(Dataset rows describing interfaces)

..............................

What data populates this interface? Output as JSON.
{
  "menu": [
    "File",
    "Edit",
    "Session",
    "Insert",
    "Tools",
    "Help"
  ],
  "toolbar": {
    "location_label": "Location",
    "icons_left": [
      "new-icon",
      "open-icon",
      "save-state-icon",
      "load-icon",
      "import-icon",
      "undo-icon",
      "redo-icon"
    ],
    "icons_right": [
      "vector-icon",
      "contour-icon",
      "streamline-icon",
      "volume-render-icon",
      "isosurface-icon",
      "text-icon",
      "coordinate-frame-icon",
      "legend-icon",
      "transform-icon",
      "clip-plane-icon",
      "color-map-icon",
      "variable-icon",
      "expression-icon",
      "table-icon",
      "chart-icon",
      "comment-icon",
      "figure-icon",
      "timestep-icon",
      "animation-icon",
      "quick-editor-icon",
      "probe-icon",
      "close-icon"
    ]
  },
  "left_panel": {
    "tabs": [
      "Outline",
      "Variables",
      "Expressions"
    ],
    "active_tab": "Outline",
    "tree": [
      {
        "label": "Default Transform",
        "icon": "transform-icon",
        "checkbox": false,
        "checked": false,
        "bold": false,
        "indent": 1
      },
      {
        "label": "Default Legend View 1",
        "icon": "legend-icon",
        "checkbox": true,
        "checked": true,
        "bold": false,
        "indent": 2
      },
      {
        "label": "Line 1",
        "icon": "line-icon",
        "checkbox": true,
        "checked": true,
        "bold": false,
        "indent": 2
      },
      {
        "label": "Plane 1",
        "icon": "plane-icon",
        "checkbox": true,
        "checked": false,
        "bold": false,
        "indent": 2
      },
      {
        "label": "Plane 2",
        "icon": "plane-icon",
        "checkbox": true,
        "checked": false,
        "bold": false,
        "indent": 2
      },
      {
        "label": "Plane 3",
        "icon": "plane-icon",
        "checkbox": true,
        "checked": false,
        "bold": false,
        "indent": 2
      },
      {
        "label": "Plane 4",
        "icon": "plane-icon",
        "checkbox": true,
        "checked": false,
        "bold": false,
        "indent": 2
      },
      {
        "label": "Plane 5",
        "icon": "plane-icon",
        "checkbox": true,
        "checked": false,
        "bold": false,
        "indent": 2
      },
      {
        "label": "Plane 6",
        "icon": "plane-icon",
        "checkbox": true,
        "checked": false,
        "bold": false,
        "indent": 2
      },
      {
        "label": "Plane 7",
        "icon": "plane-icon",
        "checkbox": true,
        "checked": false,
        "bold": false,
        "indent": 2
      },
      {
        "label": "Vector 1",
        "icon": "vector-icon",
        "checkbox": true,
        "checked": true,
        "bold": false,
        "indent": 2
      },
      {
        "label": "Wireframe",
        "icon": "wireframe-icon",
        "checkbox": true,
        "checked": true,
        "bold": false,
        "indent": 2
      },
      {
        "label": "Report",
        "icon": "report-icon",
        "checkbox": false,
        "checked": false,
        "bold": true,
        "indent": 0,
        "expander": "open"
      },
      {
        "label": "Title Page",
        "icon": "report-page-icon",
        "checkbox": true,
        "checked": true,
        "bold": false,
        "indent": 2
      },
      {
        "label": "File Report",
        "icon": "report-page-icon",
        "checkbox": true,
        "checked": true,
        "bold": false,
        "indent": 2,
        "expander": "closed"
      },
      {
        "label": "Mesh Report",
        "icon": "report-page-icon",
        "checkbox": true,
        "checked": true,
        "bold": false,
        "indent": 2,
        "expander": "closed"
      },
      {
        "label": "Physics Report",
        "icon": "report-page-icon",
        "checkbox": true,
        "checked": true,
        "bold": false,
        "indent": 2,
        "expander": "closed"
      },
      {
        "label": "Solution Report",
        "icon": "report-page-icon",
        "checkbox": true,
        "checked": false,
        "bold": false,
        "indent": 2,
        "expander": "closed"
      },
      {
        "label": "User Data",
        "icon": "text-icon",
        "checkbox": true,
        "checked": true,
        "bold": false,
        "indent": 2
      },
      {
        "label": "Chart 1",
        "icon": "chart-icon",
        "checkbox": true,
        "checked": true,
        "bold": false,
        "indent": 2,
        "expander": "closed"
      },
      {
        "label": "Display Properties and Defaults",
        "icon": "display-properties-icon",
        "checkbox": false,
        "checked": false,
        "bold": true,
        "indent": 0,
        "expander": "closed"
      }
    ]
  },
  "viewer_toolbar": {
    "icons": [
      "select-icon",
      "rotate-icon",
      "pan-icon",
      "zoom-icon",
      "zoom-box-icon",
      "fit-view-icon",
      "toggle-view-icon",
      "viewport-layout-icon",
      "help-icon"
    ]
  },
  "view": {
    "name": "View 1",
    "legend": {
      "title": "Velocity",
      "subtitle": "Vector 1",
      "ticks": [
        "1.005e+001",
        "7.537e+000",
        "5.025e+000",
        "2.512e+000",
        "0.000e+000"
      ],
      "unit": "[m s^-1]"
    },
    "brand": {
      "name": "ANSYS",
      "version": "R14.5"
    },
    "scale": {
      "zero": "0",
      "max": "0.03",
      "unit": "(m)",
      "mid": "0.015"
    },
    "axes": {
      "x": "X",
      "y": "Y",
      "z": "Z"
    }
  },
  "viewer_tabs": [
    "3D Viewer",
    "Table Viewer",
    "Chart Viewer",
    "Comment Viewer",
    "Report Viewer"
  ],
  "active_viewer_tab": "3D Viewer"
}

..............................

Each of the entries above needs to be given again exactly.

**Your response:**
What data populates this interface? Output as JSON.
{
  "menu": [
    "File",
    "Edit",
    "Session",
    "Insert",
    "Tools",
    "Help"
  ],
  "toolbar": {
    "location_label": "Location",
    "icons_left": [
      "new-icon",
      "open-icon",
      "save-state-icon",
      "load-icon",
      "import-icon",
      "undo-icon",
      "redo-icon"
    ],
    "icons_right": [
      "vector-icon",
      "contour-icon",
      "streamline-icon",
      "volume-render-icon",
      "isosurface-icon",
      "text-icon",
      "coordinate-frame-icon",
      "legend-icon",
      "transform-icon",
      "clip-plane-icon",
      "color-map-icon",
      "variable-icon",
      "expression-icon",
      "table-icon",
      "chart-icon",
      "comment-icon",
      "figure-icon",
      "timestep-icon",
      "animation-icon",
      "quick-editor-icon",
      "probe-icon",
      "close-icon"
    ]
  },
  "left_panel": {
    "tabs": [
      "Outline",
      "Variables",
      "Expressions"
    ],
    "active_tab": "Outline",
    "tree": [
      {
        "label": "Default Transform",
        "icon": "transform-icon",
        "checkbox": false,
        "checked": false,
        "bold": false,
        "indent": 1
      },
      {
        "label": "Default Legend View 1",
        "icon": "legend-icon",
        "checkbox": true,
        "checked": true,
        "bold": false,
        "indent": 2
      },
      {
        "label": "Line 1",
        "icon": "line-icon",
        "checkbox": true,
        "checked": true,
        "bold": false,
        "indent": 2
      },
      {
        "label": "Plane 1",
        "icon": "plane-icon",
        "checkbox": true,
        "checked": false,
        "bold": false,
        "indent": 2
      },
      {
        "label": "Plane 2",
        "icon": "plane-icon",
        "checkbox": true,
        "checked": false,
        "bold": false,
        "indent": 2
      },
      {
        "label": "Plane 3",
        "icon": "plane-icon",
        "checkbox": true,
        "checked": false,
        "bold": false,
        "indent": 2
      },
      {
        "label": "Plane 4",
        "icon": "plane-icon",
        "checkbox": true,
        "checked": false,
        "bold": false,
        "indent": 2
      },
      {
        "label": "Plane 5",
        "icon": "plane-icon",
        "checkbox": true,
        "checked": false,
        "bold": false,
        "indent": 2
      },
      {
        "label": "Plane 6",
        "icon": "plane-icon",
        "checkbox": true,
        "checked": false,
        "bold": false,
        "indent": 2
      },
      {
        "label": "Plane 7",
        "icon": "plane-icon",
        "checkbox": true,
        "checked": false,
        "bold": false,
        "indent": 2
      },
      {
        "label": "Vector 1",
        "icon": "vector-icon",
        "checkbox": true,
        "checked": true,
        "bold": false,
        "indent": 2
      },
      {
        "label": "Wireframe",
        "icon": "wireframe-icon",
        "checkbox": true,
        "checked": true,
        "bold": false,
        "indent": 2
      },
      {
        "label": "Report",
        "icon": "report-icon",
        "checkbox": false,
        "checked": false,
        "bold": true,
        "indent": 0,
        "expander": "open"
      },
      {
        "label": "Title Page",
        "icon": "report-page-icon",
        "checkbox": true,
        "checked": true,
        "bold": false,
        "indent": 2
      },
      {
        "label": "File Report",
        "icon": "report-page-icon",
        "checkbox": true,
        "checked": true,
        "bold": false,
        "indent": 2,
        "expander": "closed"
      },
      {
        "label": "Mesh Report",
        "icon": "report-page-icon",
        "checkbox": true,
        "checked": true,
        "bold": false,
        "indent": 2,
        "expander": "closed"
      },
      {
        "label": "Physics Report",
        "icon": "report-page-icon",
        "checkbox": true,
        "checked": true,
        "bold": false,
        "indent": 2,
        "expander": "closed"
      },
      {
        "label": "Solution Report",
        "icon": "report-page-icon",
        "checkbox": true,
        "checked": false,
        "bold": false,
        "indent": 2,
        "expander": "closed"
      },
      {
        "label": "User Data",
        "icon": "text-icon",
        "checkbox": true,
        "checked": true,
        "bold": false,
        "indent": 2
      },
      {
        "label": "Chart 1",
        "icon": "chart-icon",
        "checkbox": true,
        "checked": true,
        "bold": false,
        "indent": 2,
        "expander": "closed"
      },
      {
        "label": "Display Properties and Defaults",
        "icon": "display-properties-icon",
        "checkbox": false,
        "checked": false,
        "bold": true,
        "indent": 0,
        "expander": "closed"
      }
    ]
  },
  "viewer_toolbar": {
    "icons": [
      "select-icon",
      "rotate-icon",
      "pan-icon",
      "zoom-icon",
      "zoom-box-icon",
      "fit-view-icon",
      "toggle-view-icon",
      "viewport-layout-icon",
      "help-icon"
    ]
  },
  "view": {
    "name": "View 1",
    "legend": {
      "title": "Velocity",
      "subtitle": "Vector 1",
      "ticks": [
        "1.005e+001",
        "7.537e+000",
        "5.025e+000",
        "2.512e+000",
        "0.000e+000"
      ],
      "unit": "[m s^-1]"
    },
    "brand": {
      "name": "ANSYS",
      "version": "R14.5"
    },
    "scale": {
      "zero": "0",
      "max": "0.03",
      "unit": "(m)",
      "mid": "0.015"
    },
    "axes": {
      "x": "X",
      "y": "Y",
      "z": "Z"
    }
  },
  "viewer_tabs": [
    "3D Viewer",
    "Table Viewer",
    "Chart Viewer",
    "Comment Viewer",
    "Report Viewer"
  ],
  "active_viewer_tab": "3D Viewer"
}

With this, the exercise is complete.